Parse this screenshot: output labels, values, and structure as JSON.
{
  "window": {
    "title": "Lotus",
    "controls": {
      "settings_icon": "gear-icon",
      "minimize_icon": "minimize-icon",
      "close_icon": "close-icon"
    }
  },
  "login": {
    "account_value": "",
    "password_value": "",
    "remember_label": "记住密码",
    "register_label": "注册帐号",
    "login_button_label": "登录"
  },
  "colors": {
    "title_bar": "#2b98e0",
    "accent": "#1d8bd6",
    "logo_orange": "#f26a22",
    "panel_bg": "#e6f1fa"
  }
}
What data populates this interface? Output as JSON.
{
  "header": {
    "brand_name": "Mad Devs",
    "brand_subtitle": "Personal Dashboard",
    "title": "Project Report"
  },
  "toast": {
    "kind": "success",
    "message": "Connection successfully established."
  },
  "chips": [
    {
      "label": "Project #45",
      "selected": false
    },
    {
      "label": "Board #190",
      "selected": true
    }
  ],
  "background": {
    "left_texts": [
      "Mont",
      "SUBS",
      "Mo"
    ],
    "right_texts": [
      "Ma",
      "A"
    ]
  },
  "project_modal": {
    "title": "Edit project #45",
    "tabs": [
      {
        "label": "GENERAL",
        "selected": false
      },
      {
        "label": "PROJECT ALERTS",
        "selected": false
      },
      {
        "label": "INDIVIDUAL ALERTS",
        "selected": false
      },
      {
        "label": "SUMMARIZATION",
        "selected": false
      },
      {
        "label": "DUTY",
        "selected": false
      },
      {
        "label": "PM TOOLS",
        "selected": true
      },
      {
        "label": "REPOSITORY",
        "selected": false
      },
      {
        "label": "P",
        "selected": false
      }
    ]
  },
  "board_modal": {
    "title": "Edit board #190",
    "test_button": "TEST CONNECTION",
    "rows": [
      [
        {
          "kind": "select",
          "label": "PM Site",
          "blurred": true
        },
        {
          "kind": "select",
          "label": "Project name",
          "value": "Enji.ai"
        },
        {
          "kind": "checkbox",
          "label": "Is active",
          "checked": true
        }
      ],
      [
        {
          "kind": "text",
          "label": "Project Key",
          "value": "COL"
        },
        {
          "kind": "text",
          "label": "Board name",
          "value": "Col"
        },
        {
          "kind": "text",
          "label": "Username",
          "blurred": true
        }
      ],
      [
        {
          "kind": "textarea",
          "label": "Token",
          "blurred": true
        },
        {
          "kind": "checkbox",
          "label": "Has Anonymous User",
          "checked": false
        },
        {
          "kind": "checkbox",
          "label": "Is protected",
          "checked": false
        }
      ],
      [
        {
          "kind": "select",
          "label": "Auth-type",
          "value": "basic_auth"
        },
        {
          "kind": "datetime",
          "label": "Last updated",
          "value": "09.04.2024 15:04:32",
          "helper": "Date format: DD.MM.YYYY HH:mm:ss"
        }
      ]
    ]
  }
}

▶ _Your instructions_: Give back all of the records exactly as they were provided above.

▶ _Response area_:
Parse this screenshot: output labels, values, and structure as JSON.
{
  "window": {
    "title": "Lotus",
    "controls": {
      "settings_icon": "gear-icon",
      "minimize_icon": "minimize-icon",
      "close_icon": "close-icon"
    }
  },
  "login": {
    "account_value": "",
    "password_value": "",
    "remember_label": "记住密码",
    "register_label": "注册帐号",
    "login_button_label": "登录"
  },
  "colors": {
    "title_bar": "#2b98e0",
    "accent": "#1d8bd6",
    "logo_orange": "#f26a22",
    "panel_bg": "#e6f1fa"
  }
}
What data populates this interface? Output as JSON.
{
  "header": {
    "brand_name": "Mad Devs",
    "brand_subtitle": "Personal Dashboard",
    "title": "Project Report"
  },
  "toast": {
    "kind": "success",
    "message": "Connection successfully established."
  },
  "chips": [
    {
      "label": "Project #45",
      "selected": false
    },
    {
      "label": "Board #190",
      "selected": true
    }
  ],
  "background": {
    "left_texts": [
      "Mont",
      "SUBS",
      "Mo"
    ],
    "right_texts": [
      "Ma",
      "A"
    ]
  },
  "project_modal": {
    "title": "Edit project #45",
    "tabs": [
      {
        "label": "GENERAL",
        "selected": false
      },
      {
        "label": "PROJECT ALERTS",
        "selected": false
      },
      {
        "label": "INDIVIDUAL ALERTS",
        "selected": false
      },
      {
        "label": "SUMMARIZATION",
        "selected": false
      },
      {
        "label": "DUTY",
        "selected": false
      },
      {
        "label": "PM TOOLS",
        "selected": true
      },
      {
        "label": "REPOSITORY",
        "selected": false
      },
      {
        "label": "P",
        "selected": false
      }
    ]
  },
  "board_modal": {
    "title": "Edit board #190",
    "test_button": "TEST CONNECTION",
    "rows": [
      [
        {
          "kind": "select",
          "label": "PM Site",
          "blurred": true
        },
        {
          "kind": "select",
          "label": "Project name",
          "value": "Enji.ai"
        },
        {
          "kind": "checkbox",
          "label": "Is active",
          "checked": true
        }
      ],
      [
        {
          "kind": "text",
          "label": "Project Key",
          "value": "COL"
        },
        {
          "kind": "text",
          "label": "Board name",
          "value": "Col"
        },
        {
          "kind": "text",
          "label": "Username",
          "blurred": true
        }
      ],
      [
        {
          "kind": "textarea",
          "label": "Token",
          "blurred": true
        },
        {
          "kind": "checkbox",
          "label": "Has Anonymous User",
          "checked": false
        },
        {
          "kind": "checkbox",
          "label": "Is protected",
          "checked": false
        }
      ],
      [
        {
          "kind": "select",
          "label": "Auth-type",
          "value": "basic_auth"
        },
        {
          "kind": "datetime",
          "label": "Last updated",
          "value": "09.04.2024 15:04:32",
          "helper": "Date format: DD.MM.YYYY HH:mm:ss"
        }
      ]
    ]
  }
}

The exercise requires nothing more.